    What it did not do was ease my mind about the WM practice of “jerry-rig locally.” A register at a nearby store had a semi-literate pencil-written sign about no credit cards for weeks. The obvious solution is to fix the thing, but didn’t anyone in charge have a frakin’ printer in their office to make a readable sign in standard written English?

    It also didn’t assuage concerns about step 2, especially with regard to pet food, baby food, and other quantity-key-susceptible items. This would be one good argument in favor of item-level RFID tags. Also better human vigilance.

  5. Bourque77 says:

    Eventually one of these delayed recalls for wal-mart will come back to cost them millions in a lawsuit. Then maybe they’ll fix it, maybe.

  6. mopar_man says:

    Why is it so difficult for the largest retailer in America to deploy an effective recall system?

    Because that would mean there’s stuff taken off the shelf that wouldn’t be sold for profit. That place will do anything to make a buck (or a penny for that matter).

  7. Michael Bauser says:

    KevinQ’s right: A smarter inventory system would help a lot here. I’ve worked at places that had weekly “ship back” reports, too.

    Another thing that would help is a policy that puts regular employees and customers in the loop. The system described at Behind The Counter ends with notifying department managers. When I worked retail, a manufacturer’s recall would result in an notice next to the timeclock (where all employess would see it), and next to the registers (and/or the regular shelves) where customers would see it.

    Walmart’s setting itself up for disaster by treating its employees and customers like children. Employeese can’t help if they’re not taught how to help.

  8. bloodr says:

    This is clearly a symptom of why Wal-mart is is bad for American. Clearly there is no effective recall system and no incentive for Corporate(we CYA’ed by telling the managers and putting it in the computer, Managers(we CYA’ed by putting it in the computer) or Employees(we don’t get paid enough to care) to handle a recall properly.

    Can’t wait till there’s a recall like this for human food.

  9. Jason-Ryan-Isaksen says:

    Yes, like has been said, recalls don’t produce money for the company, it’s just a hassle sending all the stuff back to their supplier. Also the fact that they aren’t liable, it’s the place that makes the product, so they aren’t in a panic worried they will get sued for not pulling the item right away, their mammoth legal team would prove it was in a “reasonable” time no matter how long they took.

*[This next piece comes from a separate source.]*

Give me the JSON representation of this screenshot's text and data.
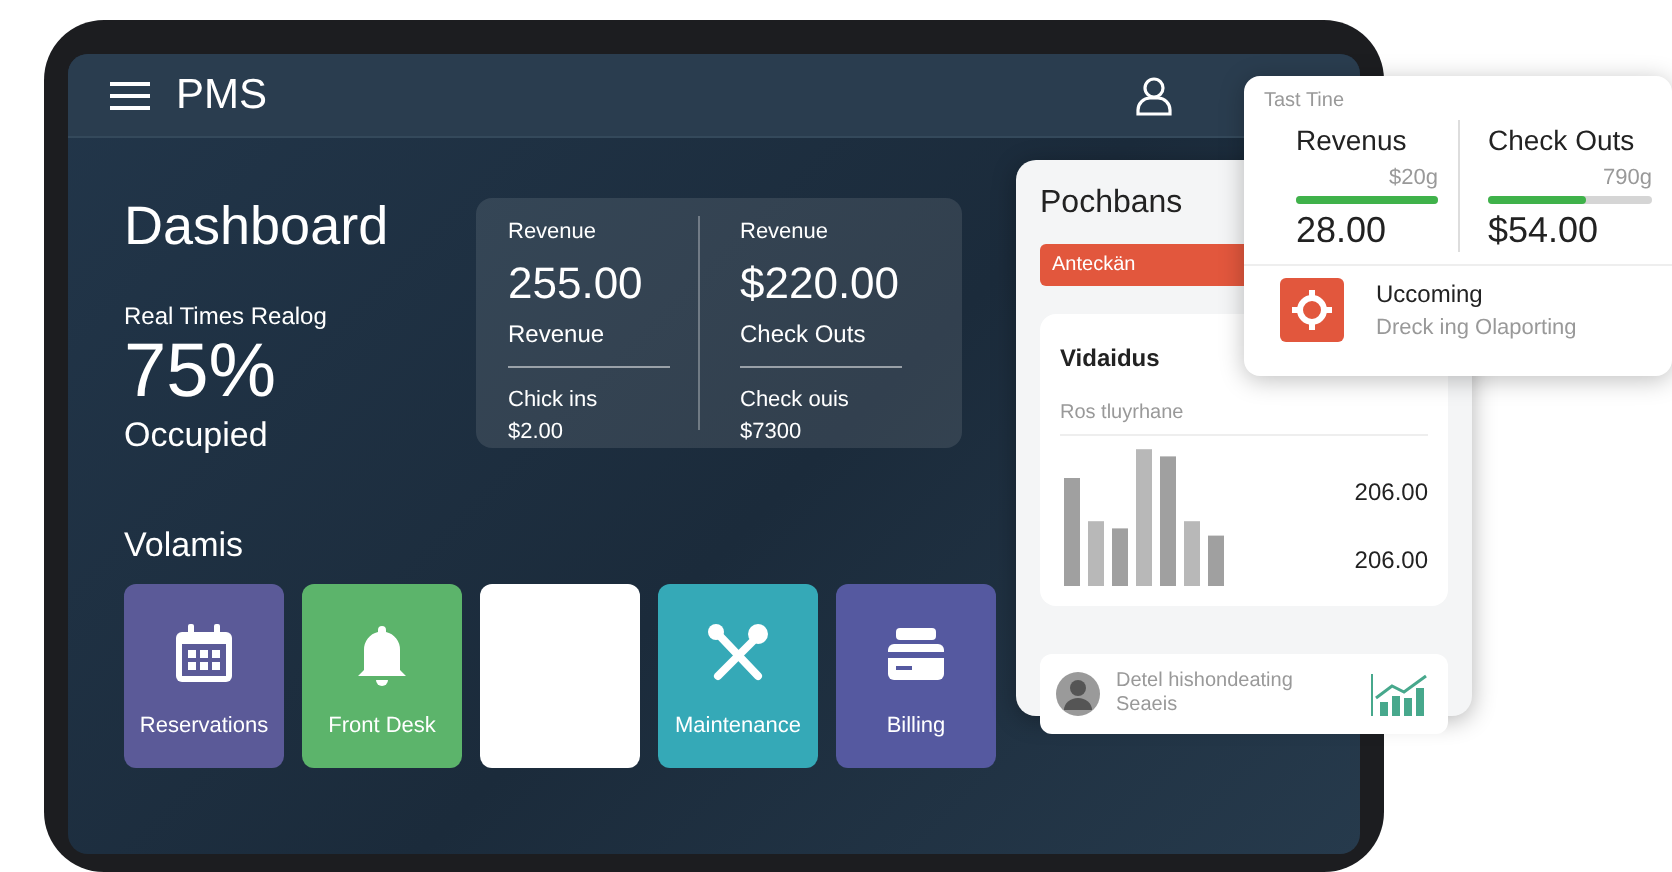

    The point is, Walmart has ruthless efficiency when it comes to saving money and things that make it for them. There is no motivation for them to get recalled items off the shelf the second they are made aware of it. I’m not sure why, because if they did have some “instant response system” they could include how much safer it is to shop at Walmart than other places. Instead of those huggy feel good commercials where they say how great it is to work there and so on, put in mention of a 4 hour response to any recalled products or whatever they can work out to make shoppers feel better. Especially with the latest round how they handled the poison pet food, doing that now might be good PR.

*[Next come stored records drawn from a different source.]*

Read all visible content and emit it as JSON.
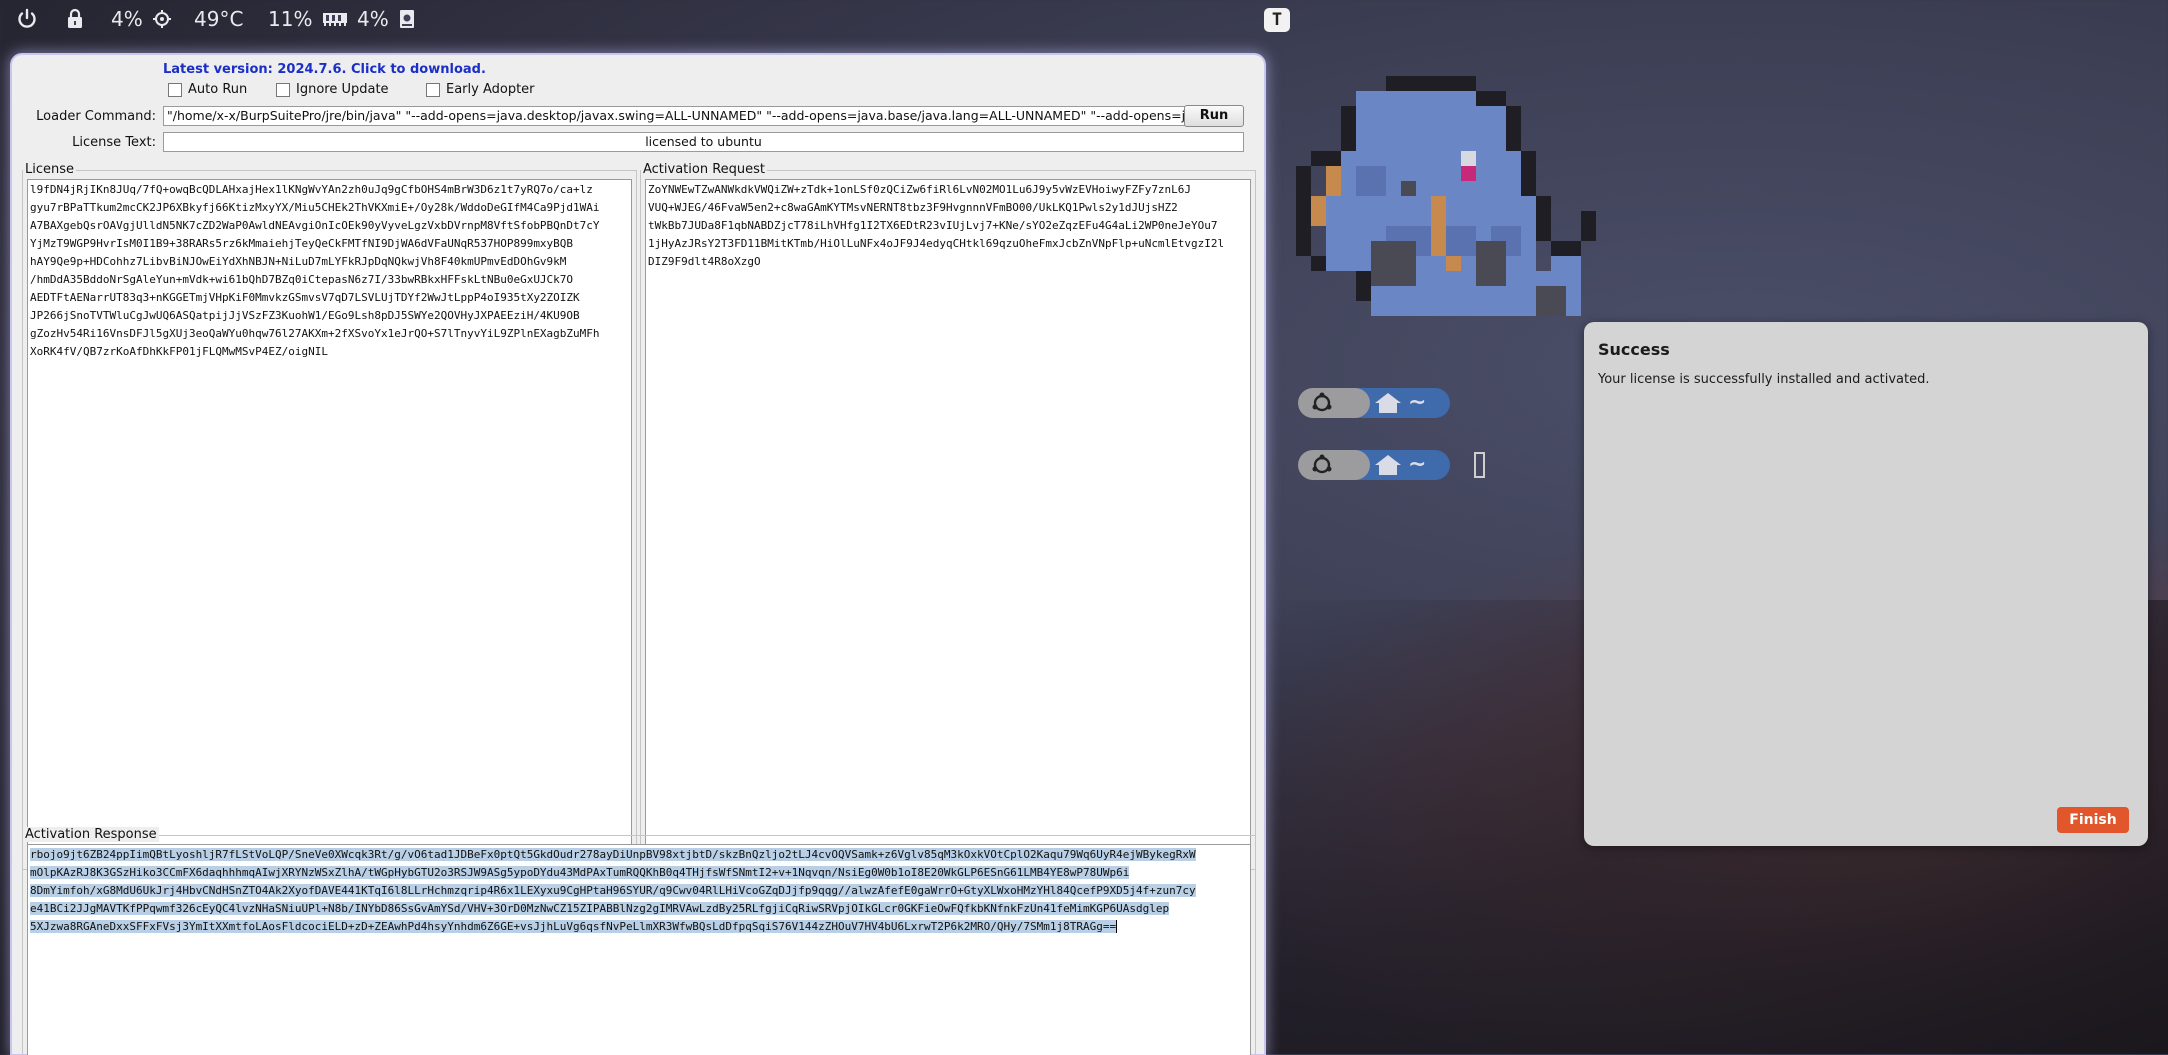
{
  "topbar": {
    "cpu": "4%",
    "temp": "49°C",
    "mem": "11%",
    "disk": "4%",
    "t_logo": "T"
  },
  "loader": {
    "latest_link": "Latest version: 2024.7.6. Click to download.",
    "auto_run": "Auto Run",
    "ignore_update": "Ignore Update",
    "early_adopter": "Early Adopter",
    "loader_command_label": "Loader Command:",
    "loader_command_value": "\"/home/x-x/BurpSuitePro/jre/bin/java\" \"--add-opens=java.desktop/javax.swing=ALL-UNNAMED\" \"--add-opens=java.base/java.lang=ALL-UNNAMED\" \"--add-opens=java.base/jdk.inte",
    "run_label": "Run",
    "license_text_label": "License Text:",
    "license_text_value": "licensed to ubuntu",
    "license_title": "License",
    "license_lines": [
      "l9fDN4jRjIKn8JUq/7fQ+owqBcQDLAHxajHex1lKNgWvYAn2zh0uJq9gCfbOHS4mBrW3D6z1t7yRQ7o/ca+lz",
      "gyu7rBPaTTkum2mcCK2JP6XBkyfj66KtizMxyYX/Miu5CHEk2ThVKXmiE+/Oy28k/WddoDeGIfM4Ca9Pjd1WAi",
      "A7BAXgebQsrOAVgjUlldN5NK7cZD2WaP0AwldNEAvgiOnIcOEk90yVyveLgzVxbDVrnpM8VftSfobPBQnDt7cY",
      "YjMzT9WGP9HvrIsM0I1B9+38RARs5rz6kMmaiehjTeyQeCkFMTfNI9DjWA6dVFaUNqR537HOP899mxyBQB",
      "hAY9Qe9p+HDCohhz7LibvBiNJOwEiYdXhNBJN+NiLuD7mLYFkRJpDqNQkwjVh8F40kmUPmvEdDOhGv9kM",
      "/hmDdA35BddoNrSgAleYun+mVdk+wi61bQhD7BZq0iCtepasN6z7I/33bwRBkxHFFskLtNBu0eGxUJCk7O",
      "AEDTFtAENarrUT83q3+nKGGETmjVHpKiF0MmvkzGSmvsV7qD7LSVLUjTDYf2WwJtLppP4oI935tXy2ZOIZK",
      "JP266jSnoTVTWluCgJwUQ6ASQatpijJjVSzFZ3KuohW1/EGo9Lsh8pDJ5SWYe2QOVHyJXPAEEziH/4KU9OB",
      "gZozHv54Ri16VnsDFJl5gXUj3eoQaWYu0hqw76l27AKXm+2fXSvoYx1eJrQO+S7lTnyvYiL9ZPlnEXagbZuMFh",
      "XoRK4fV/QB7zrKoAfDhKkFP01jFLQMwMSvP4EZ/oigNIL"
    ],
    "activation_request_title": "Activation Request",
    "activation_request_lines": [
      "ZoYNWEwTZwANWkdkVWQiZW+zTdk+1onLSf0zQCiZw6fiRl6LvN02MO1Lu6J9y5vWzEVHoiwyFZFy7znL6J",
      "VUQ+WJEG/46FvaW5en2+c8waGAmKYTMsvNERNT8tbz3F9HvgnnnVFmBO00/UkLKQ1Pwls2y1dJUjsHZ2",
      "tWkBb7JUDa8F1qbNABDZjcT78iLhVHfg1I2TX6EDtR23vIUjLvj7+KNe/sYO2eZqzEFu4G4aLi2WP0neJeYOu7",
      "1jHyAzJRsY2T3FD11BMitKTmb/HiOlLuNFx4oJF9J4edyqCHtkl69qzuOheFmxJcbZnVNpFlp+uNcmlEtvgzI2l",
      "DIZ9F9dlt4R8oXzgO"
    ],
    "activation_response_title": "Activation Response",
    "activation_response_lines": [
      "rbojo9jt6ZB24ppIimQBtLyoshljR7fLStVoLQP/SneVe0XWcqk3Rt/g/vO6tad1JDBeFx0ptQt5GkdOudr278ayDiUnpBV98xtjbtD/skzBnQzljo2tLJ4cvOQVSamk+z6Vglv85qM3kOxkVOtCplO2Kaqu79Wq6UyR4ejWBykegRxW",
      "mOlpKAzRJ8K3GSzHiko3CCmFX6daqhhhmqAIwjXRYNzWSxZlhA/tWGpHybGTU2o3RSJW9ASg5ypoDYdu43MdPAxTumRQQKhB0q4THjfsWfSNmtI2+v+1Nqvqn/NsiEg0W0b1oI8E20WkGLP6ESnG61LMB4YE8wP78UWp6i",
      "8DmYimfoh/xG8MdU6UkJrj4HbvCNdHSnZTO4Ak2XyofDAVE441KTqI6l8LLrHchmzqrip4R6x1LEXyxu9CgHPtaH96SYUR/q9Cwv04RlLHiVcoGZqDJjfp9qqg//alwzAfefE0gaWrrO+GtyXLWxoHMzYHl84QcefP9XD5j4f+zun7cy",
      "e41BCi2JJgMAVTKfPPqwmf326cEyQC4lvzNHaSNiuUPl+N8b/INYbD86SsGvAmYSd/VHV+3OrD0MzNwCZ15ZIPABBlNzg2gIMRVAwLzdBy25RLfgjiCqRiwSRVpjOIkGLcr0GKFieOwFQfkbKNfnkFzUn41feMimKGP6UAsdglep",
      "5XJzwa8RGAneDxxSFFxFVsj3YmItXXmtfoLAosFldcociELD+zD+ZEAwhPd4hsyYnhdm6Z6GE+vsJjhLuVg6qsfNvPeLlmXR3WfwBQsLdDfpqSqiS76V144zZHOuV7HV4bU6LxrwT2P6k2MRO/QHy/7SMm1j8TRAGg=="
    ]
  },
  "dialog": {
    "title": "Success",
    "message": "Your license is successfully installed and activated.",
    "finish_label": "Finish"
  },
  "widgets": {
    "tilde": "~"
  }
}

    Like bloodr mentioned also, I don’t think the staffers at a typical store are thinking about it, they don’t pay enough and there’s so much emphasis on bottom line activities it’s just not going to be a priority for them unless someone at the top sets up such a program.

    Jason Ryan Isaksen

  10. pollygamy says:

    Guys, you know this did happen with human food-remember the spinach? And the peanut butter?
    Besides that, it isn’t left up to just the department managers to make sure recalls are done but the claims people do it. As with this dog food, it wasn’t even all canned goods but pouch goods and some cans, plus it isn’t all just in walmart, there are many other stores that carry the affected brands. Do the research, go to and read the list.

  11. Red_Eye says:

    @bloodr: Remember the peanut butter? They apparently moved quickly on this especially since it was ‘their brand’ and another affected. Altho I wonder if anyone could find more on the shelves now?

    Remember wrongful death of a pet costs no where near as much as a human.